Skip to content

The Dominoes of Sports and Sanity

By Hasna Choudhury, BSc Economics

On Monday 22 February, Boris Johnson announced his plans to gradually ease lockdown restrictions in England. Cases have steadily declined as millions of vaccines have been administered to the most vulnerable groups. In his speech, the Prime Minister confirmed his expectations of up to 10,000 spectators being allowed inside stadiums by 17 May – just in time for the final Premier League weekend.

Physical exercise is frequently promoted as part of a healthy lifestyle and its benefits are well established. Amidst the pandemic however, policymakers across the globe had several difficult decisions to make, restrictions on physical activity chief among them. The evidence linking physical activity with enhanced mental wellbeing is extensive, proving effective against depression and anxiety in children and adults alike. According to the Faculty of Sport and Exercise Medicine UK, mental health problems account for the largest source of disability in the country – some 23%. However, endorphins – the feel-good chemicals released during exercise – do not discriminate. Studies show participating in regular physical activity can also help to boost self-esteem and increase quality of sleep.

Research exploring the perceived benefits of watching football has found it to be positively linked with stress relief and supporting good parent-child relationships. Among fellow supporters, it fosters a sense of comradery, with both players and fans often heard speaking in first-person pronouns in reference to their teams.

Cast your mind back to the summer of 2018: amidst scorching temperatures, millions of Brits packed into pubs and parks to watch England’s football club compete for the World Cup. Following a Cup drought spanning over half a century, Gareth Southgate’s youthful squad revived hopes in sporting spirits. Long after full-time whistles were blown, electric chants of ‘It’s coming home’ could be heard buzzing out of public squares and into private gardens. England made it so far as the semi-finals, eventually coming fourth after a crushing 2-1 defeat to Croatia. However, the despair that followed the knockout unified the nation. Even those who did not consider themselves football fanatics religiously tuned in on match days, believing England’s dreams of winning the Cup was well within grasp. Few sporting events have united the country since.

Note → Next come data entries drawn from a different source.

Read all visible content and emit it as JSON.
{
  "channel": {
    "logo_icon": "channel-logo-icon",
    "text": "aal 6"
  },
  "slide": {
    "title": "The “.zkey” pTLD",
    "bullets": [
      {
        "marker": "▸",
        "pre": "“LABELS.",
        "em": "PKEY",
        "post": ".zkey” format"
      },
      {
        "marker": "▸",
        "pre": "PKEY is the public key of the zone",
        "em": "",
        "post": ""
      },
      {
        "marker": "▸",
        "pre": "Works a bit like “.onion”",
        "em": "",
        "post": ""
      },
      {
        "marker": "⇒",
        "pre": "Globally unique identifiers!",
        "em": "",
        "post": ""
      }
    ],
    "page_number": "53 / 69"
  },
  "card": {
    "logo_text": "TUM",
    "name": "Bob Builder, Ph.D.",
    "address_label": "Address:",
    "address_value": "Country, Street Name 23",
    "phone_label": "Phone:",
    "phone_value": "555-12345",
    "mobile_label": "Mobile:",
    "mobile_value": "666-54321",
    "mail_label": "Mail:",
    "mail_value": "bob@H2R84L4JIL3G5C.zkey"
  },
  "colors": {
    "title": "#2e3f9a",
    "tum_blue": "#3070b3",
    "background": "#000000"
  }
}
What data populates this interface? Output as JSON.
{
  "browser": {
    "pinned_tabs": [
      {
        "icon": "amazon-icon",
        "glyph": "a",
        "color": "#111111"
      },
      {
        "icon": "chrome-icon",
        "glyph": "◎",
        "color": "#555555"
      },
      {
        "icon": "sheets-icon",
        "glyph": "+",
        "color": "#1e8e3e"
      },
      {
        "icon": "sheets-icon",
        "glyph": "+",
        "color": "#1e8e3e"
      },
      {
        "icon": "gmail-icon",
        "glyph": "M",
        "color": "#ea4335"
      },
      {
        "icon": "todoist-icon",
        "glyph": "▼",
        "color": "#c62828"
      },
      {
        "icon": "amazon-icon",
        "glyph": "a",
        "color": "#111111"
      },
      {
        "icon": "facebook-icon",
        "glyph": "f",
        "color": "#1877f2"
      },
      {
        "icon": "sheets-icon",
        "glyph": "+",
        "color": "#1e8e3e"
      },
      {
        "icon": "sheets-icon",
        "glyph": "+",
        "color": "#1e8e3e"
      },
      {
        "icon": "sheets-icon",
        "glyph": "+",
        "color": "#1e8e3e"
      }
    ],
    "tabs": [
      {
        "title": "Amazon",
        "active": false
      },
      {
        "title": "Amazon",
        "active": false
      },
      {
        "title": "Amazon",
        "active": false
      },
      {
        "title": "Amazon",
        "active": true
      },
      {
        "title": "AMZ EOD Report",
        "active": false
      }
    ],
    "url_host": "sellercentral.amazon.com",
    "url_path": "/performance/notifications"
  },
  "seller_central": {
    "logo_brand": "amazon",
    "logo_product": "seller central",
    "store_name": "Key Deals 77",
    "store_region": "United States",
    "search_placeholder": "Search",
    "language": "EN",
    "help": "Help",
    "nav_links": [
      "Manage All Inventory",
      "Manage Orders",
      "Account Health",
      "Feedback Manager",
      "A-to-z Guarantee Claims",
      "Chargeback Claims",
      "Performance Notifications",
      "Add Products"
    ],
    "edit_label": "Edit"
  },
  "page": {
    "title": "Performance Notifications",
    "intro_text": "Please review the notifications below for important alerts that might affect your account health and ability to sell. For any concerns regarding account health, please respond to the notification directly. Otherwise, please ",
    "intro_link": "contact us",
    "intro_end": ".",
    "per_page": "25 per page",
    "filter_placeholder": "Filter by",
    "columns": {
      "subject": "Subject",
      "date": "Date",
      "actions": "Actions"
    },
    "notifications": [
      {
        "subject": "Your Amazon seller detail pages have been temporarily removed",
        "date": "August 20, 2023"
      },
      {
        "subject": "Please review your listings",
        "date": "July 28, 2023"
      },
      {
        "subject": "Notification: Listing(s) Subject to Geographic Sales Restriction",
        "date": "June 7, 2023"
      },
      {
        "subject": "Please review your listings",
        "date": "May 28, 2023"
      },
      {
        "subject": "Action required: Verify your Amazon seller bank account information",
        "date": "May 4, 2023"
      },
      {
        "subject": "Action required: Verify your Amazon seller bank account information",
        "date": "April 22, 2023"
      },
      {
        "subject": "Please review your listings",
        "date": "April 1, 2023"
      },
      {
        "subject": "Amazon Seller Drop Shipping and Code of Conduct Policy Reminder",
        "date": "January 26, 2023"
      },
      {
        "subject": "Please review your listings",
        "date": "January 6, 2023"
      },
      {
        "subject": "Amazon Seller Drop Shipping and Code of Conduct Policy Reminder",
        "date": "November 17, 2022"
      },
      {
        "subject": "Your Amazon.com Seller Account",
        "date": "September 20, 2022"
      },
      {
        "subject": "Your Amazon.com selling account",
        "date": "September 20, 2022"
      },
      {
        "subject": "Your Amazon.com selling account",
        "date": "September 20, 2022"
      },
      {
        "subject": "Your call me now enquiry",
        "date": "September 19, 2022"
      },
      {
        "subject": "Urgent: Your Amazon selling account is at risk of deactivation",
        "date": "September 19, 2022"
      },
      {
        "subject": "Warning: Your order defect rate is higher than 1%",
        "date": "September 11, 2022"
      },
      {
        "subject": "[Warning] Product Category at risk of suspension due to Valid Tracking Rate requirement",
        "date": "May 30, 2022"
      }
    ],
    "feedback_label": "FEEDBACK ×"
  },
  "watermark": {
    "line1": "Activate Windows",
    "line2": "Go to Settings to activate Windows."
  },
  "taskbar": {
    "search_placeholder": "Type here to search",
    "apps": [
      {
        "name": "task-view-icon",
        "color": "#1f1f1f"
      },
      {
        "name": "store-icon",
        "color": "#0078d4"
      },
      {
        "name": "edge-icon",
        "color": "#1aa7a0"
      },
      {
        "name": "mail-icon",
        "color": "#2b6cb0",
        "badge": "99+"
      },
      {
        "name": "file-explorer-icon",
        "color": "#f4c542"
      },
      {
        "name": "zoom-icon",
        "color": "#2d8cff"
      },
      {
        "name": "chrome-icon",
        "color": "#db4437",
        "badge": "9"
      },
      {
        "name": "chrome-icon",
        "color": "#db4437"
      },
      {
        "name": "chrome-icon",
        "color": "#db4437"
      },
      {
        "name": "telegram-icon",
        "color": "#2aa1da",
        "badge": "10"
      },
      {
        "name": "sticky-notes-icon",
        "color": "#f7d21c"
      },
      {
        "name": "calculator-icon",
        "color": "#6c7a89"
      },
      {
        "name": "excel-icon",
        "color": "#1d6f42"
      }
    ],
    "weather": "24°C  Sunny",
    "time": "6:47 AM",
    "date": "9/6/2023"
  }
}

Last year, fans were left frustrated after Premier League games were suspended mid-season due to the coronavirus outbreak. The 2020 Olympics and Euro 2020 were similarly postponed. But fans were not the only ones missing out. Unbeknownst to what was to come, the Amazon Prime Video documentary All or Nothing: Tottenham Hotspurs chronicled the 2019-20 season, showcasing behind-the-scenes footage of the North London club. As events unfolded, Spurs chairman, Daniel Levy, was seen to be visibly concerned about the impact of empty stadiums on team performance and the club’s financial accounts. Since then, major sporting events across the globe have largely continued to take place behind closed doors, and its impact has been felt both financially and on a personal level.

The latest government guidelines have undoubtedly gratified fans and sportsmen alike. Britain is already set to host the semi-final and finals of the Euro 2020 at the iconic Wembley stadium. Though the prospect of a 90,000-capacity crowd remains unlikely, this is otherwise good news for the economy and its people. With the UK leading its European counterparts in the rollout of vaccines, there is a real possibility of the tournament being hosted on British soil altogether. As plans continue to unfold, this is likely the first of many live sporting events to look forward to in the year to come. And for the British people, it may be coming home indeed – in more ways than one.

Photo caption: An empty Wembley Stadium. (Credit: Shelley & Dave via Creative Commons)

Leave a Reply

Your email address will not be published. Required fields are marked *